INPUT FOR THIS TASK:

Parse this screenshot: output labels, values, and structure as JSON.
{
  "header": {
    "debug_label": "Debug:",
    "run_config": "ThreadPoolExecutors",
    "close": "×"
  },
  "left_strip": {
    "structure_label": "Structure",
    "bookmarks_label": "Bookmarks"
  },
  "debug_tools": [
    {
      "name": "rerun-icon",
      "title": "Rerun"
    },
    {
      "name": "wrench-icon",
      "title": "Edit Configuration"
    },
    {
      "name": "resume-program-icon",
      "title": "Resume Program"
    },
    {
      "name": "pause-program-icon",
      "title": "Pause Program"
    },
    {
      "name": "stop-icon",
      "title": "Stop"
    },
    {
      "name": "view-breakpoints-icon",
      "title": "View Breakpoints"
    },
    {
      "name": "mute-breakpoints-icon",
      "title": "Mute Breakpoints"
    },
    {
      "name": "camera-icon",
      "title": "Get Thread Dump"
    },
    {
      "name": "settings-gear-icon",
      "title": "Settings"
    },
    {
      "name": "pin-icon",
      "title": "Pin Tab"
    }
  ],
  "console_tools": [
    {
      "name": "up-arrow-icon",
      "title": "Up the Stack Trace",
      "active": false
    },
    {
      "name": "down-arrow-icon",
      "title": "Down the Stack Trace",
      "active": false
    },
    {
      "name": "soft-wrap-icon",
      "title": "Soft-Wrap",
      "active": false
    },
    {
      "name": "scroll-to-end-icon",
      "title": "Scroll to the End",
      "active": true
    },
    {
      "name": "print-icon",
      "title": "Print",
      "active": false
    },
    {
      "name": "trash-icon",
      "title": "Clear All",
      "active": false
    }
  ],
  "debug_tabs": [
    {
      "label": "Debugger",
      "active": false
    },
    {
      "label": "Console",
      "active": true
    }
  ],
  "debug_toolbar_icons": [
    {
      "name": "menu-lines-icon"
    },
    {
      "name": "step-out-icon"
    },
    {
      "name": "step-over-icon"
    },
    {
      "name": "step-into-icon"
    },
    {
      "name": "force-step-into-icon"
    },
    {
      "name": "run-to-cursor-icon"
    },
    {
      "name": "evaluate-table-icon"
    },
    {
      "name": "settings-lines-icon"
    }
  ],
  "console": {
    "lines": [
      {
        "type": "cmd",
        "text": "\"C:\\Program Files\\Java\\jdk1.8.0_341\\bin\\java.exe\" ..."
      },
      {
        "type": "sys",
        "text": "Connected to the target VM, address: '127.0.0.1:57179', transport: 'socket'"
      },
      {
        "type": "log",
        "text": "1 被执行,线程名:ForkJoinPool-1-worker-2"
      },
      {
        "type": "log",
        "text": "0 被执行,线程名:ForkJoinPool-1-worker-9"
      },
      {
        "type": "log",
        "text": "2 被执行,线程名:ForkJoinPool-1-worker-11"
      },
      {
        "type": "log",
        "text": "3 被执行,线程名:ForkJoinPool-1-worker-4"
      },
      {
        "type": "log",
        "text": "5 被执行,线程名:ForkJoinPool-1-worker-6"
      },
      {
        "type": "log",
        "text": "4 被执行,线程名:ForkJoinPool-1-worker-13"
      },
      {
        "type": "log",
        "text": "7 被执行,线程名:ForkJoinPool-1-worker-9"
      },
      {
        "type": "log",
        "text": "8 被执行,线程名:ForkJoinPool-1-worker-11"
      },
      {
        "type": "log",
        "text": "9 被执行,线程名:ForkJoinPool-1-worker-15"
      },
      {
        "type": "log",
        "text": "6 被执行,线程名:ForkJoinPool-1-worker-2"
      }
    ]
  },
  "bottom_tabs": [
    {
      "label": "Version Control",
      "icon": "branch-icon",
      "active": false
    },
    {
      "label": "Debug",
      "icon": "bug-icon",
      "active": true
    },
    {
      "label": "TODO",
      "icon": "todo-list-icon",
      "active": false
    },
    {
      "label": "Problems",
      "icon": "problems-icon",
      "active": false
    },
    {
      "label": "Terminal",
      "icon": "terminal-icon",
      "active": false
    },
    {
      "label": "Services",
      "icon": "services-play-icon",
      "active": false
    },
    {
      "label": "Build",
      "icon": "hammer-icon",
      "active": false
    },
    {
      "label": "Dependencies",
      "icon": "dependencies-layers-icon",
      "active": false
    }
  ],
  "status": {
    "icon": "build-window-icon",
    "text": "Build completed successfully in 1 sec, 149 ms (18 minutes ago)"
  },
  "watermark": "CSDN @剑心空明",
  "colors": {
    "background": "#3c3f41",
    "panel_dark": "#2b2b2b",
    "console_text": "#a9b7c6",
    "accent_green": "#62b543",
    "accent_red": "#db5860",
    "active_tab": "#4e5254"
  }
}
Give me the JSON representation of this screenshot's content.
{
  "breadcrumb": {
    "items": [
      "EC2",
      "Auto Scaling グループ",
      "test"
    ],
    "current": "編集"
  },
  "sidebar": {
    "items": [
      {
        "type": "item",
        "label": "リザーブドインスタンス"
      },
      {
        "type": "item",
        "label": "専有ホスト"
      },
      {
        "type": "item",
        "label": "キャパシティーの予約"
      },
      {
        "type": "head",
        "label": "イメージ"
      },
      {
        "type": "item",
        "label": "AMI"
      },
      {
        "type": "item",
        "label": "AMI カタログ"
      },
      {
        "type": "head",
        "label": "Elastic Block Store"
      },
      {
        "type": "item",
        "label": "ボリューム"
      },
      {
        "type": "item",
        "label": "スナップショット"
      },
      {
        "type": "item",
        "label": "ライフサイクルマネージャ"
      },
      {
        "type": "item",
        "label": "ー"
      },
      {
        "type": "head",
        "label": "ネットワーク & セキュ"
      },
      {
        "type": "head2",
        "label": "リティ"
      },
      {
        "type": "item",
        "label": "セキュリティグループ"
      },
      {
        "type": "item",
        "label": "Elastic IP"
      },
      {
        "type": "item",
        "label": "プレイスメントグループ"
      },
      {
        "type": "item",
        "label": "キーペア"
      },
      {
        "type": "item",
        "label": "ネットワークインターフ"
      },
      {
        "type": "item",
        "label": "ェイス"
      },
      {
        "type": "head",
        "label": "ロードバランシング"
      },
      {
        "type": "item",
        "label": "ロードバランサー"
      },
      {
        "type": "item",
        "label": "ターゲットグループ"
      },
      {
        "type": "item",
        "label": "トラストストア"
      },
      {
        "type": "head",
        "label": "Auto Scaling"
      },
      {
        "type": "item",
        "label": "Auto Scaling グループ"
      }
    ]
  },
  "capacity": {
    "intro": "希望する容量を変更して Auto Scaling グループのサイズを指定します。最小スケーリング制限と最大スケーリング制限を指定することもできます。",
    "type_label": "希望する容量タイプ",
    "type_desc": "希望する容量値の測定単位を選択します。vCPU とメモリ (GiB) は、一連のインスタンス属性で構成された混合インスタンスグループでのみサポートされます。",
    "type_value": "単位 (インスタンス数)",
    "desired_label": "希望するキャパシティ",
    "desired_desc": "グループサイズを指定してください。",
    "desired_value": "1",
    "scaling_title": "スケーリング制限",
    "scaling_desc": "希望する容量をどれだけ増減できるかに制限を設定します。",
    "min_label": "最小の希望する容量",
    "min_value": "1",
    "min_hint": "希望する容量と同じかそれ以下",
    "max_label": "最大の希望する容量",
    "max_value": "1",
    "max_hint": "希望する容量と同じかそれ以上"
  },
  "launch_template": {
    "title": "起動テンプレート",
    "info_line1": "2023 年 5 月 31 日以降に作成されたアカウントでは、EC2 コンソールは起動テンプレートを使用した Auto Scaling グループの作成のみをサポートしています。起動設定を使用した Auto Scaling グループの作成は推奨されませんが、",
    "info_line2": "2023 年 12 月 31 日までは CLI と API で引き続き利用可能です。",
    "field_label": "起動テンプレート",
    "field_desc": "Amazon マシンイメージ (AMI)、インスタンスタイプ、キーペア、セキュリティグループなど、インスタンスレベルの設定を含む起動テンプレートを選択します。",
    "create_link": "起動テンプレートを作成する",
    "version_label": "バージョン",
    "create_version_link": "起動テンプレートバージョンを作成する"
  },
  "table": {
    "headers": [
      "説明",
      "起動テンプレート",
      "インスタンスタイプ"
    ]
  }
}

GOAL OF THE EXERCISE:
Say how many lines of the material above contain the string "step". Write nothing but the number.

SOLUTION TO THE EXERCISE:
4